For simplicity, we consider a symmetric square input matrix (e.g., the adjacency matrix of an undirected graph); the analysis on rectangular input is also supported by bff(). Given a data matrix \(A \in \mathbb{R}^{n \times n}\), the vsp returns an approximation with factorization, \(ZBY^T\), where \(B \in \mathbb{R}^{k \times k}\) is low-rank, and \(Y \in \mathbb{R}^{n \times k}\) encodes the loadings of each feature (i.e., columns of \(A\)) with respect to clusters. In particular, when \(A\) is the adjacency matrix of an undirected Blockmodel graph, each row of \(Y\) decodes the block (cluster) membership of the vertex (feature). Generally, the loading \(Y_{ij}\) (for \(i=1,...,n\) and \(j=1,...,k\)) can be interpreted as an membership measure of the \(i\)-th feature to the \(j\)-th cluster.

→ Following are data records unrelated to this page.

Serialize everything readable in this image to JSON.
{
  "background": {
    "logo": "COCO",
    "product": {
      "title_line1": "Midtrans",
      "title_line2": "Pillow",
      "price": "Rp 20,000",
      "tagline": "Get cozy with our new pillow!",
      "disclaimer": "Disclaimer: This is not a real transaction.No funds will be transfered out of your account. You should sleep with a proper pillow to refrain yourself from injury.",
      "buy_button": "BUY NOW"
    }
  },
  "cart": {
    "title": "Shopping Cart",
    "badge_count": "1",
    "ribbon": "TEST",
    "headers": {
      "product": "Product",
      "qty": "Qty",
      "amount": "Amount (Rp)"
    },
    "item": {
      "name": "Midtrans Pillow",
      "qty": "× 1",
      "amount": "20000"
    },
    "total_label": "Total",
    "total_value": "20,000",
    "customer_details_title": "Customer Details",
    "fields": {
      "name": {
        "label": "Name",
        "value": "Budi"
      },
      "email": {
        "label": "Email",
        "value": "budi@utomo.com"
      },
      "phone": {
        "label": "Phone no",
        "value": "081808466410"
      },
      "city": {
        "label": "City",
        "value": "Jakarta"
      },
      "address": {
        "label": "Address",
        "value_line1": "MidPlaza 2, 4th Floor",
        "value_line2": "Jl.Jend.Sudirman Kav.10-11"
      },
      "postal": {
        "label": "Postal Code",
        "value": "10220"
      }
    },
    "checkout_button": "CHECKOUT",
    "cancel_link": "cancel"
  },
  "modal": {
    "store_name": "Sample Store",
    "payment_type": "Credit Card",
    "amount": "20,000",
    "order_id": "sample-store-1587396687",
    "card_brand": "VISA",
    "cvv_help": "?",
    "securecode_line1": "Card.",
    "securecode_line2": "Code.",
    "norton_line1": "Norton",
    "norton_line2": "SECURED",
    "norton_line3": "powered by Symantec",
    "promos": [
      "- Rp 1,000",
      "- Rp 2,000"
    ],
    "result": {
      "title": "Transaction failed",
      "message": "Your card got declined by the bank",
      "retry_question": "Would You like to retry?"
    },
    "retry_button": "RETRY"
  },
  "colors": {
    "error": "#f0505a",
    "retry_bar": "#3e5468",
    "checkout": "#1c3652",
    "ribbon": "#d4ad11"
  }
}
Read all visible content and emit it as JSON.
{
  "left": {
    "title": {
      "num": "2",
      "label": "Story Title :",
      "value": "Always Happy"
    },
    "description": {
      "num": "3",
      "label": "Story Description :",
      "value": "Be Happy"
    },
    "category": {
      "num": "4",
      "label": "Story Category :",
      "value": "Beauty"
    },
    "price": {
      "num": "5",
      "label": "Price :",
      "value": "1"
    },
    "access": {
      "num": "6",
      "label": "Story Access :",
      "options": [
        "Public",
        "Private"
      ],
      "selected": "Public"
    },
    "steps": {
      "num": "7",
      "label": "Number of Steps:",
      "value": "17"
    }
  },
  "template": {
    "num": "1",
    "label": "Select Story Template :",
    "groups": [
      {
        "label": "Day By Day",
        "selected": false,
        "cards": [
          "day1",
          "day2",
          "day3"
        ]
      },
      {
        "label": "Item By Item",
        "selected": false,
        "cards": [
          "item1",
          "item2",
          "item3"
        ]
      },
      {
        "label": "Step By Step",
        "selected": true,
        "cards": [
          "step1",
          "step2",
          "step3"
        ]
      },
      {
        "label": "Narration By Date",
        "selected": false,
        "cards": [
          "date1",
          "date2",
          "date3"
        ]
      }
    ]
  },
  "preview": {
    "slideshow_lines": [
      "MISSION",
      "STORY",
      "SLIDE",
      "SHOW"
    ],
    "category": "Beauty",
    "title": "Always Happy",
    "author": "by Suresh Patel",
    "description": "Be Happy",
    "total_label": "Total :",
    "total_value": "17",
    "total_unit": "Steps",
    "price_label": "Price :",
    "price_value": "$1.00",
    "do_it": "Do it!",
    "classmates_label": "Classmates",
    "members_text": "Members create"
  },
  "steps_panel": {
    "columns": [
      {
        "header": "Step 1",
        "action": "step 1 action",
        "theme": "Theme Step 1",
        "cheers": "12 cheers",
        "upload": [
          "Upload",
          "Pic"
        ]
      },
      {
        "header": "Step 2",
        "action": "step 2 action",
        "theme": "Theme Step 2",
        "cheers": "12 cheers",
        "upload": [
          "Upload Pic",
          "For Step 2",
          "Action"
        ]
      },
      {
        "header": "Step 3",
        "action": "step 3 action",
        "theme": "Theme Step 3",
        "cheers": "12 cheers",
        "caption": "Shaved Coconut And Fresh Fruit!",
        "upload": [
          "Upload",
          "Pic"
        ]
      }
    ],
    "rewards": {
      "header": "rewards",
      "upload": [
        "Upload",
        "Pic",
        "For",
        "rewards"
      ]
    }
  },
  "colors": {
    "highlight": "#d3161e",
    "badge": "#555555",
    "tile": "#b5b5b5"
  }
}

Now, suppose in addition that we have covariates on each feature, \(D \in \mathbb{R}^{n \times p}\), where \(p\) is the dimension of covariates. For example, \(D\) can be a document-term matrix, where all text data associated with \(i\)-th (for \(i=1,...,n\)) feature are pooled into a meta document, and \(p\) under this circumstance is the size of corpus (i.e., total number of words/terms), and \(D_{il}\) is the frequency of word \(l\) (for \(l=1,...,p\)) appearing in the \(i\)-th document.

The BFF then uses \(Y\) and \(D\) to produce an assessment of covariates “best” for each cluster. To start with, suppose both \(Y\) and \(D\) has only non-negative entries.Define the importance, \(I \in \mathbb{R}^{p \times k}\), of the \(l\)-th covariate to the \(j\)-th cluster by the average of \(l\)-th covariate (the \(l\)-th columns of \(D\)), weighted by the \(j\)-th column of \(Y\),

\[I_{lj} = \sum_{j=1}^n D_{jl} Y_{ij}, \text{ for } l=1,...,p,i=1,...n,\]

or compactly (side note: the cross product \(\langle D,Y \rangle\) is defined as \(D^T Y\) as in convention),

\[I=\langle D,Y \rangle.\]

As such, a higher value in \(I_{lj}\) indicates more significant importance. BFF selects the “best” covariates for each cluster according to the \(j\)-th (for \(j=1, ..., k\)) column of \(I\).


Below are a few notes on the implementation of BFF: